Gorbachev said that people in the U.S. should live as they like. If they choose something, the Soviets would not judge them. The U.S. had many achievements, and the USSR would not interfere in its internal affairs. But the U.S. should do the same with regard to the USSR.
The President said that it would be easier for him to fulfill some of the possible agreements between the two countries if he were not beset by people in the U.S. Congress and by organizations that hear of their relatives and friends and complain about the restraints which they consider should not be imposed upon them, such as with respect to the right to live in other places or the right to emigrate. So if Gorbachev would think about these things, the President would have more freedom to work together.
Gorbachev said that he had heard the President's thoughts, but he could not agree that the President was so dependent on the opinion of small groups. He knew what the President could do as a political leader when he wanted to. When he did not want to, he would talk about pressure groups, and so on. The Soviet side saw all of this.

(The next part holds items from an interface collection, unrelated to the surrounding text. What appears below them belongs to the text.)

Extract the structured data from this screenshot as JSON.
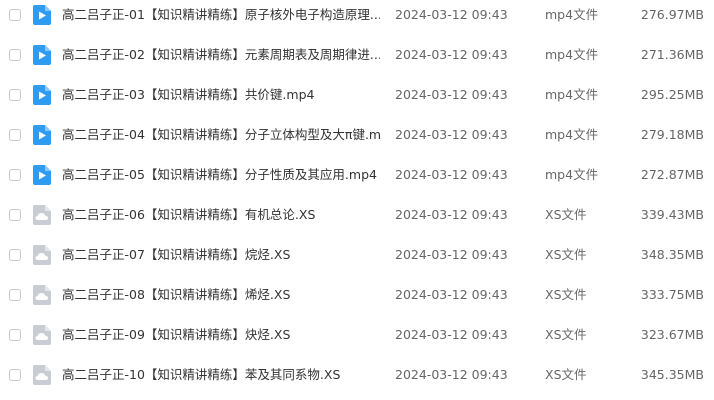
{
  "colors": {
    "video_icon": "#2f9bf1",
    "doc_icon": "#c9cdd3",
    "text_primary": "#333333",
    "text_secondary": "#666666"
  },
  "files": [
    {
      "name": "高二吕子正-01【知识精讲精练】原子核外电子构造原理....",
      "date": "2024-03-12 09:43",
      "type": "mp4文件",
      "size": "276.97MB",
      "icon": "video-file-icon"
    },
    {
      "name": "高二吕子正-02【知识精讲精练】元素周期表及周期律进...",
      "date": "2024-03-12 09:43",
      "type": "mp4文件",
      "size": "271.36MB",
      "icon": "video-file-icon"
    },
    {
      "name": "高二吕子正-03【知识精讲精练】共价键.mp4",
      "date": "2024-03-12 09:43",
      "type": "mp4文件",
      "size": "295.25MB",
      "icon": "video-file-icon"
    },
    {
      "name": "高二吕子正-04【知识精讲精练】分子立体构型及大π键.m...",
      "date": "2024-03-12 09:43",
      "type": "mp4文件",
      "size": "279.18MB",
      "icon": "video-file-icon"
    },
    {
      "name": "高二吕子正-05【知识精讲精练】分子性质及其应用.mp4",
      "date": "2024-03-12 09:43",
      "type": "mp4文件",
      "size": "272.87MB",
      "icon": "video-file-icon"
    },
    {
      "name": "高二吕子正-06【知识精讲精练】有机总论.XS",
      "date": "2024-03-12 09:43",
      "type": "XS文件",
      "size": "339.43MB",
      "icon": "cloud-file-icon"
    },
    {
      "name": "高二吕子正-07【知识精讲精练】烷烃.XS",
      "date": "2024-03-12 09:43",
      "type": "XS文件",
      "size": "348.35MB",
      "icon": "cloud-file-icon"
    },
    {
      "name": "高二吕子正-08【知识精讲精练】烯烃.XS",
      "date": "2024-03-12 09:43",
      "type": "XS文件",
      "size": "333.75MB",
      "icon": "cloud-file-icon"
    },
    {
      "name": "高二吕子正-09【知识精讲精练】炔烃.XS",
      "date": "2024-03-12 09:43",
      "type": "XS文件",
      "size": "323.67MB",
      "icon": "cloud-file-icon"
    },
    {
      "name": "高二吕子正-10【知识精讲精练】苯及其同系物.XS",
      "date": "2024-03-12 09:43",
      "type": "XS文件",
      "size": "345.35MB",
      "icon": "cloud-file-icon"
    }
  ]
}
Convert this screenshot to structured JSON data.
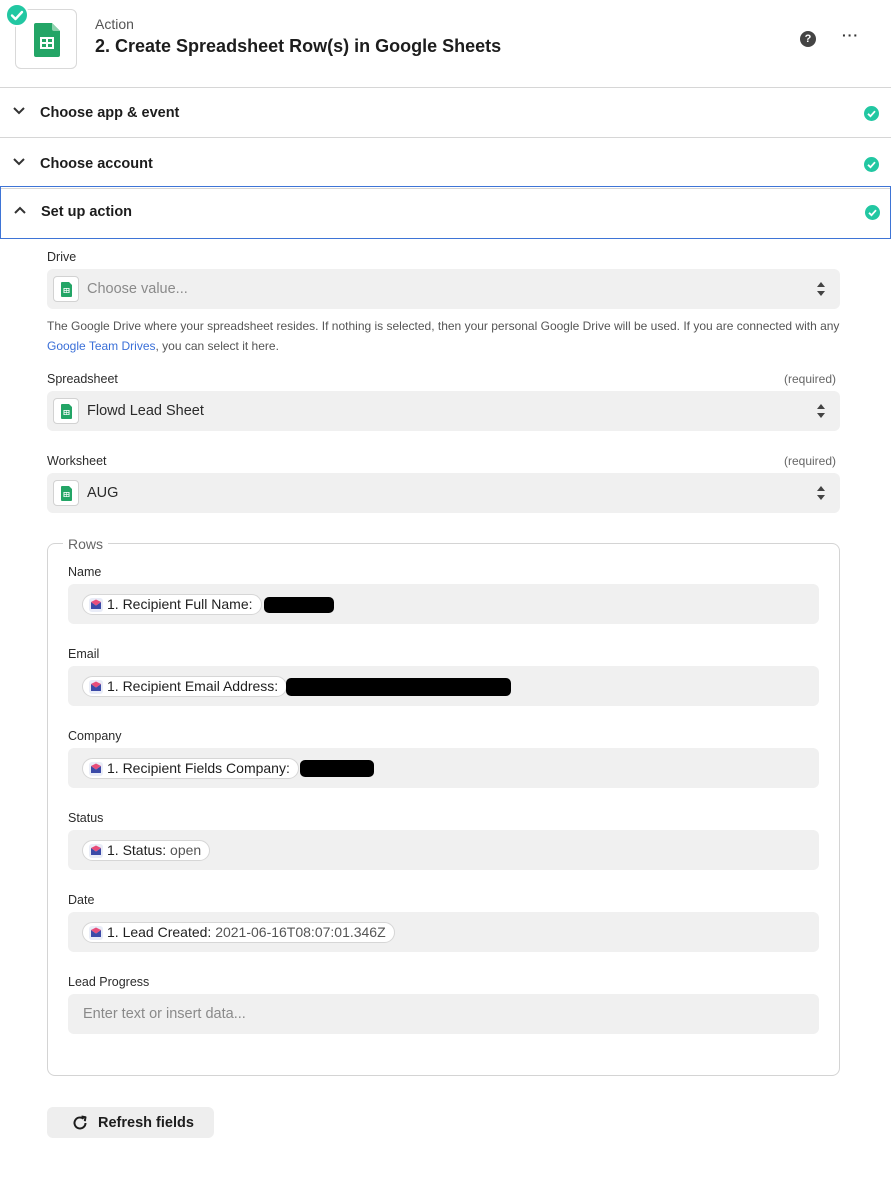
{
  "header": {
    "kicker": "Action",
    "title": "2. Create Spreadsheet Row(s) in Google Sheets",
    "help_icon": "question-icon",
    "more_icon": "more-horizontal-icon",
    "more_label": "···"
  },
  "sections": [
    {
      "label": "Choose app & event",
      "state": "complete"
    },
    {
      "label": "Choose account",
      "state": "complete"
    },
    {
      "label": "Set up action",
      "state": "complete",
      "expanded": true
    }
  ],
  "fields": {
    "drive": {
      "label": "Drive",
      "placeholder": "Choose value..."
    },
    "drive_help_prefix": "The Google Drive where your spreadsheet resides. If nothing is selected, then your personal Google Drive will be used. If you are connected with any ",
    "drive_help_link": "Google Team Drives",
    "drive_help_suffix": ", you can select it here.",
    "spreadsheet": {
      "label": "Spreadsheet",
      "required": "(required)",
      "value": "Flowd Lead Sheet"
    },
    "worksheet": {
      "label": "Worksheet",
      "required": "(required)",
      "value": "AUG"
    }
  },
  "rows": {
    "legend": "Rows",
    "name": {
      "label": "Name",
      "token_key": "1. Recipient Full Name:",
      "token_value": ""
    },
    "email": {
      "label": "Email",
      "token_key": "1. Recipient Email Address:",
      "token_value": ""
    },
    "company": {
      "label": "Company",
      "token_key": "1. Recipient Fields Company:",
      "token_value": ""
    },
    "status": {
      "label": "Status",
      "token_key": "1. Status:",
      "token_value": "open"
    },
    "date": {
      "label": "Date",
      "token_key": "1. Lead Created:",
      "token_value": "2021-06-16T08:07:01.346Z"
    },
    "lead_progress": {
      "label": "Lead Progress",
      "placeholder": "Enter text or insert data..."
    }
  },
  "refresh_label": "Refresh fields",
  "colors": {
    "accent_green": "#22c7a2",
    "active_border": "#3e74d6",
    "sheets_green": "#23a566",
    "link": "#3a6fd8"
  }
}
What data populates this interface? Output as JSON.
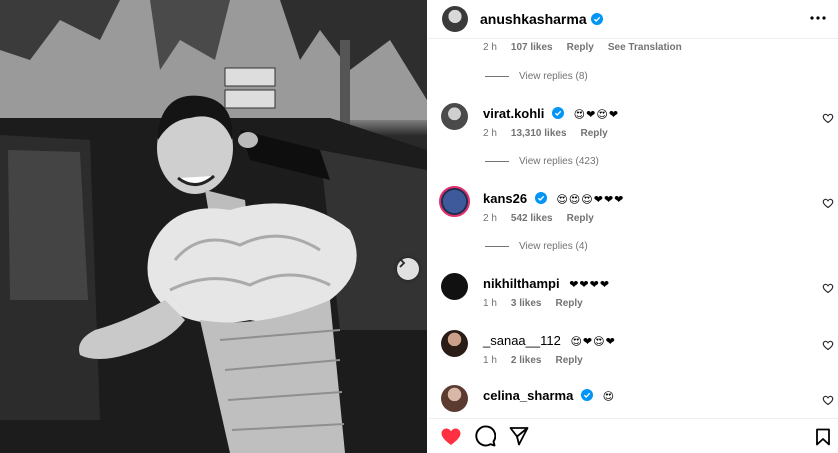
{
  "post": {
    "author": "anushkasharma",
    "author_verified": true
  },
  "top_meta": {
    "time": "2 h",
    "likes": "107 likes",
    "reply": "Reply",
    "see_translation": "See Translation"
  },
  "top_view_replies": "View replies (8)",
  "comments": [
    {
      "username": "virat.kohli",
      "verified": true,
      "text": "😍❤😍❤",
      "time": "2 h",
      "likes": "13,310 likes",
      "reply": "Reply",
      "view_replies": "View replies (423)"
    },
    {
      "username": "kans26",
      "verified": true,
      "text": "😍😍😍❤❤❤",
      "time": "2 h",
      "likes": "542 likes",
      "reply": "Reply",
      "view_replies": "View replies (4)"
    },
    {
      "username": "nikhilthampi",
      "verified": false,
      "text": "❤❤❤❤",
      "time": "1 h",
      "likes": "3 likes",
      "reply": "Reply"
    },
    {
      "username": "_sanaa__112",
      "verified": false,
      "text": "😍❤😍❤",
      "time": "1 h",
      "likes": "2 likes",
      "reply": "Reply"
    },
    {
      "username": "celina_sharma",
      "verified": true,
      "text": "😍"
    }
  ],
  "icons": {
    "more": "more-options-icon",
    "like_post": "heart-filled-icon",
    "comment": "comment-icon",
    "share": "share-icon",
    "save": "bookmark-icon",
    "carousel_next": "chevron-right-icon"
  },
  "colors": {
    "verified": "#0095f6",
    "like_red": "#ff3040",
    "muted": "#737373"
  }
}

If had a realistic view of life, and asked the U.S. side to have a realistic view of the USSR.
The President said that he realized that it was difficult for the General Secretary, within his system, to believe the President that he, Gorbachev, was wrong about the President's [fo 5]power. In the U.S. system, including during the time after he had become president, one part of the Congress, i.e., the House of Representatives, was dominated by the opposition party.
Gorbachev interrupted, without listening to the translation, to say that he had understood what the President had said, and that he took all of this into account. He was familiar with the American political process, and the President should not hide behind this. (U.S. Interpreter's Note: Gorbachev's indication that he had understood what the President had said without translation was unexpected, since he had never shown any indication of understanding English in previous or subsequent conversations. After the President's following remarks, Gorbachev specifically asked for interpretation and looked like he had not understood what the President had said. I think that the first time he was simply assuming that he knew what the President was saying, and was anxious to get into the plenary meeting.)
The President indicated that there were things which he was not able to get approved at the present time because of his opposition, which based its position on what was said by lobby groups.
Gorbachev said that the President had talked about certain issues and he, Gorbachev had expressed his views.
The President interjected that with regard to some cases involving individuals Gorbachev could make it easier for him with regard to the relationship between the two countries.
Gorbachev said that he was glad that they had had a one-to-one talk and that this had let them get to know each other better, and this was important. When the two of them would communicate, especially about the larger political issues, they would know what the other one looked like, and the image of the other person would be present when decisions would be made.